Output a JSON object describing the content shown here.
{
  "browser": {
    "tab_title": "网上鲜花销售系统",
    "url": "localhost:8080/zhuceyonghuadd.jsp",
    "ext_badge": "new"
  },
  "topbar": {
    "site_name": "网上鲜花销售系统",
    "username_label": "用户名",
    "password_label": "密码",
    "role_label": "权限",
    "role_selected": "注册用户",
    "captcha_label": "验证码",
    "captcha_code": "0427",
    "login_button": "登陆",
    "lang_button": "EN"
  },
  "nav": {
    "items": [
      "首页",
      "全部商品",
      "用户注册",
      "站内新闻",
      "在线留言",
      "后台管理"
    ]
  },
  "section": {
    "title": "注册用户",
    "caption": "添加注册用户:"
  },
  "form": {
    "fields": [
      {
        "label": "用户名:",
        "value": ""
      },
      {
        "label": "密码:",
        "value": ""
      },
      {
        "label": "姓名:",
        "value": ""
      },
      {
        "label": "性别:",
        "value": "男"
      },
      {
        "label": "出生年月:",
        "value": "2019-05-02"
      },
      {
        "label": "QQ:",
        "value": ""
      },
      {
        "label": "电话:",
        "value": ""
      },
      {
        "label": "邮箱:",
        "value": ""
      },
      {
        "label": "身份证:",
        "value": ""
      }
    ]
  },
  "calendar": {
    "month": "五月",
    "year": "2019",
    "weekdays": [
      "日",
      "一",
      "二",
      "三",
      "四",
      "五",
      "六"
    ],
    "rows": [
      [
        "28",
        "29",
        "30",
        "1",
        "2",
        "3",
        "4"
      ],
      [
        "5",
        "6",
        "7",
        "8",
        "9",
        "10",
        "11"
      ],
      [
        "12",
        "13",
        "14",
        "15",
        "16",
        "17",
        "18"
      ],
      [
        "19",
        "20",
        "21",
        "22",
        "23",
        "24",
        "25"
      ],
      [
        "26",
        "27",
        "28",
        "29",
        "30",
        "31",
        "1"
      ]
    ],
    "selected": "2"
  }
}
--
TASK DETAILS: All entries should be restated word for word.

YOUR SOLUTION:
Output a JSON object describing the content shown here.
{
  "browser": {
    "tab_title": "网上鲜花销售系统",
    "url": "localhost:8080/zhuceyonghuadd.jsp",
    "ext_badge": "new"
  },
  "topbar": {
    "site_name": "网上鲜花销售系统",
    "username_label": "用户名",
    "password_label": "密码",
    "role_label": "权限",
    "role_selected": "注册用户",
    "captcha_label": "验证码",
    "captcha_code": "0427",
    "login_button": "登陆",
    "lang_button": "EN"
  },
  "nav": {
    "items": [
      "首页",
      "全部商品",
      "用户注册",
      "站内新闻",
      "在线留言",
      "后台管理"
    ]
  },
  "section": {
    "title": "注册用户",
    "caption": "添加注册用户:"
  },
  "form": {
    "fields": [
      {
        "label": "用户名:",
        "value": ""
      },
      {
        "label": "密码:",
        "value": ""
      },
      {
        "label": "姓名:",
        "value": ""
      },
      {
        "label": "性别:",
        "value": "男"
      },
      {
        "label": "出生年月:",
        "value": "2019-05-02"
      },
      {
        "label": "QQ:",
        "value": ""
      },
      {
        "label": "电话:",
        "value": ""
      },
      {
        "label": "邮箱:",
        "value": ""
      },
      {
        "label": "身份证:",
        "value": ""
      }
    ]
  },
  "calendar": {
    "month": "五月",
    "year": "2019",
    "weekdays": [
      "日",
      "一",
      "二",
      "三",
      "四",
      "五",
      "六"
    ],
    "rows": [
      [
        "28",
        "29",
        "30",
        "1",
        "2",
        "3",
        "4"
      ],
      [
        "5",
        "6",
        "7",
        "8",
        "9",
        "10",
        "11"
      ],
      [
        "12",
        "13",
        "14",
        "15",
        "16",
        "17",
        "18"
      ],
      [
        "19",
        "20",
        "21",
        "22",
        "23",
        "24",
        "25"
      ],
      [
        "26",
        "27",
        "28",
        "29",
        "30",
        "31",
        "1"
      ]
    ],
    "selected": "2"
  }
}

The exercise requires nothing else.